Southwark Cathedral was built over a Roman villa and another villa that opened out onto a piazza was found in Tabard Square. In 2011, during the upgrade of a rail line and London Bridge Station, Roman bath houses were discovered at London Bridge Road and Borough High Street.

In May of 2018, an exhibition was held at the Museum of London Docklands with the Southwark stone sarcophagus as the center point. Glass vessels with some traces of oil and others with cremated remains found in 1873 at Bishopsgate were included in the display as well as funerary urns from the 17th and 18th century found at Goodman’s Fields outside Aldgate and near Bishopsgate.

Related Article: Alexander Sarcophagus, one of the most remarkable examples of Hellenistic art ever found

Look Up London shows items from the show such as a tombstone with a Latin inscription, “To the spirits of the departed. Erected by Solinus to the memory of his beloved wife, Grata, the daughter of Dagobitus, aged 40 years”; a woman’s ring found on the hand of a young adult woman with an exquisite carving of little mice that is in practically mint condition; a glass mosaic bowl that would have been for someone wealthy from 200 to 300 A.D.; and iron noisemakers such as rattles and horns that would have been used during the burial service.

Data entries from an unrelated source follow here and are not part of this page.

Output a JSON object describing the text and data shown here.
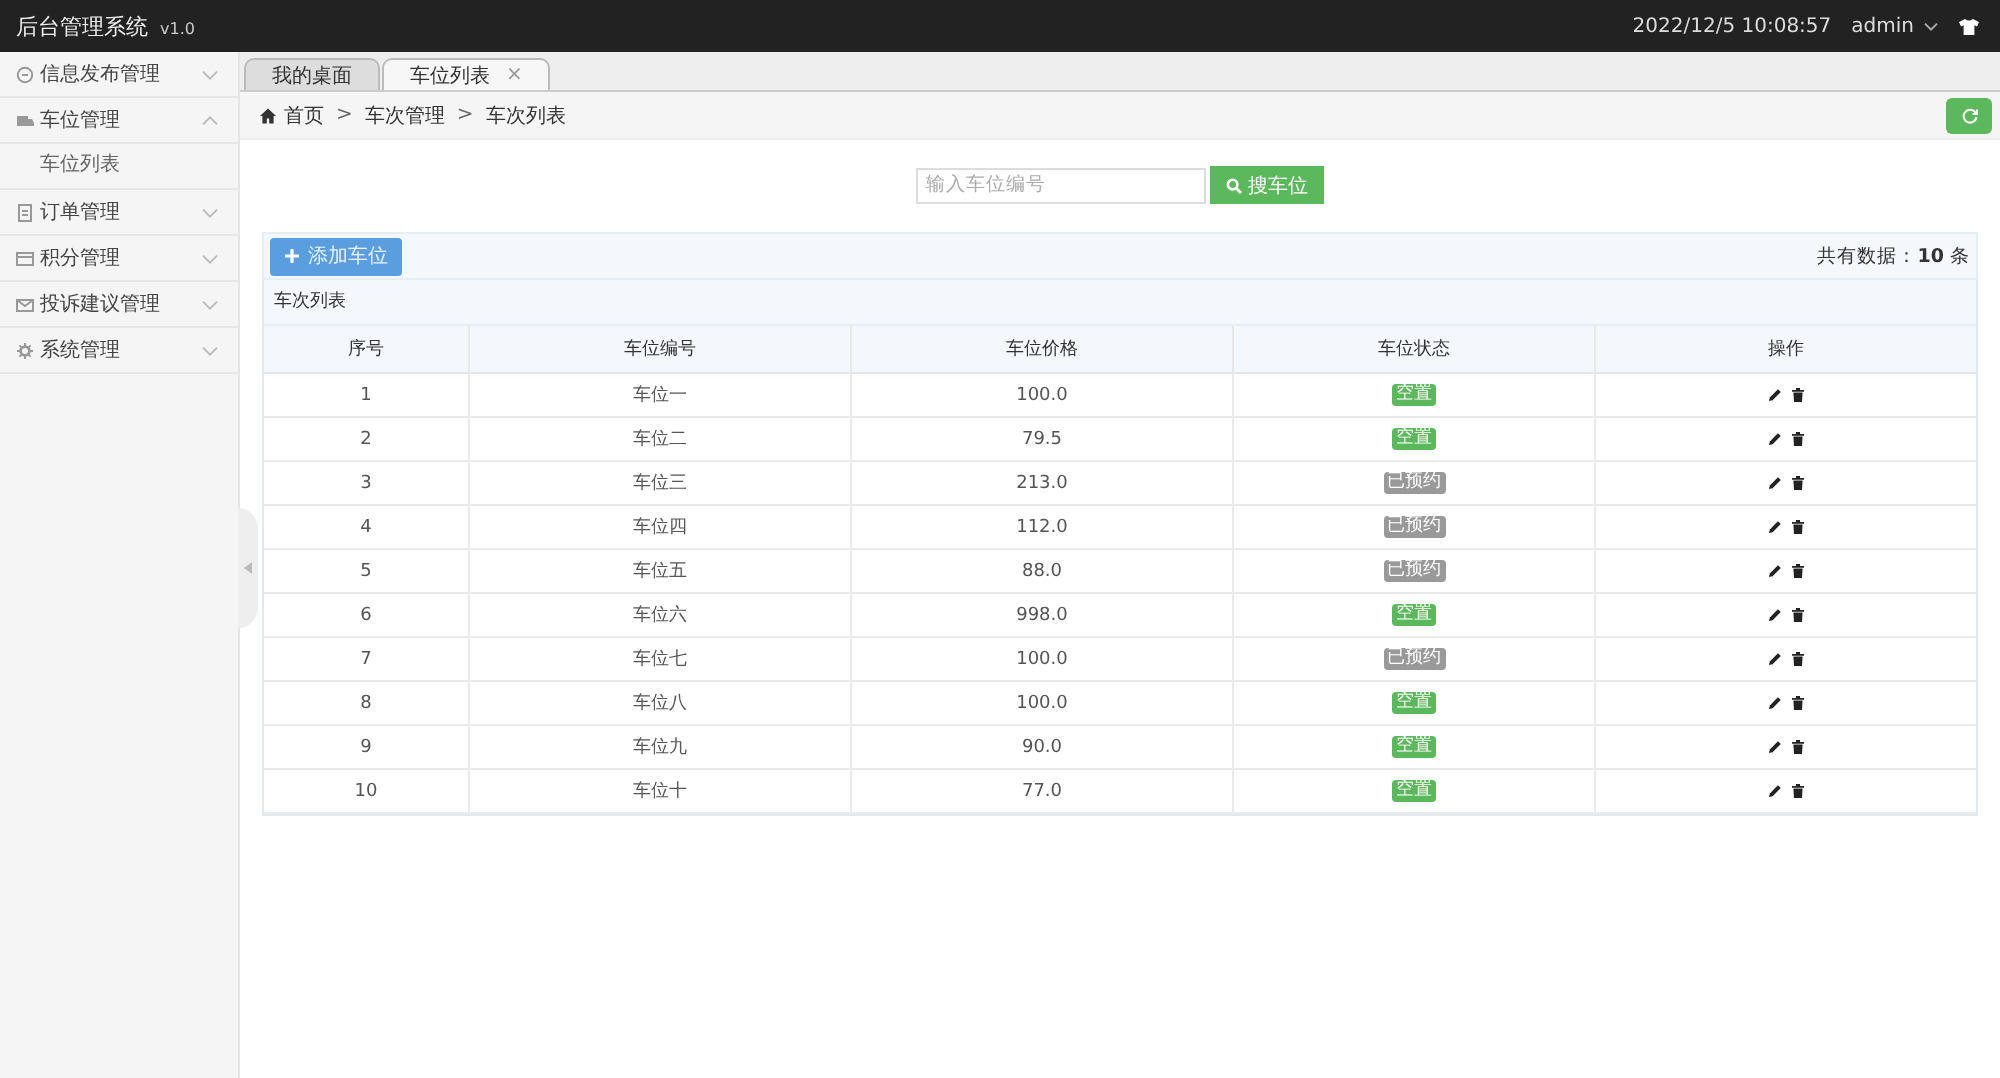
{
  "header": {
    "title": "后台管理系统",
    "version": "v1.0",
    "datetime": "2022/12/5 10:08:57",
    "user": "admin"
  },
  "sidebar": {
    "items": [
      {
        "label": "信息发布管理",
        "expanded": false
      },
      {
        "label": "车位管理",
        "expanded": true,
        "children": [
          {
            "label": "车位列表"
          }
        ]
      },
      {
        "label": "订单管理",
        "expanded": false
      },
      {
        "label": "积分管理",
        "expanded": false
      },
      {
        "label": "投诉建议管理",
        "expanded": false
      },
      {
        "label": "系统管理",
        "expanded": false
      }
    ]
  },
  "tabs": [
    {
      "label": "我的桌面",
      "selected": false,
      "closable": false
    },
    {
      "label": "车位列表",
      "selected": true,
      "closable": true
    }
  ],
  "close_glyph": "×",
  "breadcrumb": [
    "首页",
    "车次管理",
    "车次列表"
  ],
  "breadcrumb_separator": ">",
  "search": {
    "placeholder": "输入车位编号",
    "button": "搜车位"
  },
  "add_button": "添加车位",
  "total": {
    "label": "共有数据：",
    "count": "10",
    "unit": "条"
  },
  "table": {
    "title": "车次列表",
    "columns": [
      "序号",
      "车位编号",
      "车位价格",
      "车位状态",
      "操作"
    ],
    "rows": [
      {
        "no": "1",
        "code": "车位一",
        "price": "100.0",
        "status": {
          "kind": "free",
          "label": "空置"
        }
      },
      {
        "no": "2",
        "code": "车位二",
        "price": "79.5",
        "status": {
          "kind": "free",
          "label": "空置"
        }
      },
      {
        "no": "3",
        "code": "车位三",
        "price": "213.0",
        "status": {
          "kind": "reserved",
          "label": "已预约"
        }
      },
      {
        "no": "4",
        "code": "车位四",
        "price": "112.0",
        "status": {
          "kind": "reserved",
          "label": "已预约"
        }
      },
      {
        "no": "5",
        "code": "车位五",
        "price": "88.0",
        "status": {
          "kind": "reserved",
          "label": "已预约"
        }
      },
      {
        "no": "6",
        "code": "车位六",
        "price": "998.0",
        "status": {
          "kind": "free",
          "label": "空置"
        }
      },
      {
        "no": "7",
        "code": "车位七",
        "price": "100.0",
        "status": {
          "kind": "reserved",
          "label": "已预约"
        }
      },
      {
        "no": "8",
        "code": "车位八",
        "price": "100.0",
        "status": {
          "kind": "free",
          "label": "空置"
        }
      },
      {
        "no": "9",
        "code": "车位九",
        "price": "90.0",
        "status": {
          "kind": "free",
          "label": "空置"
        }
      },
      {
        "no": "10",
        "code": "车位十",
        "price": "77.0",
        "status": {
          "kind": "free",
          "label": "空置"
        }
      }
    ]
  }
}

Ian Harvey

Ian Harvey is one of the authors writing for The Vintage News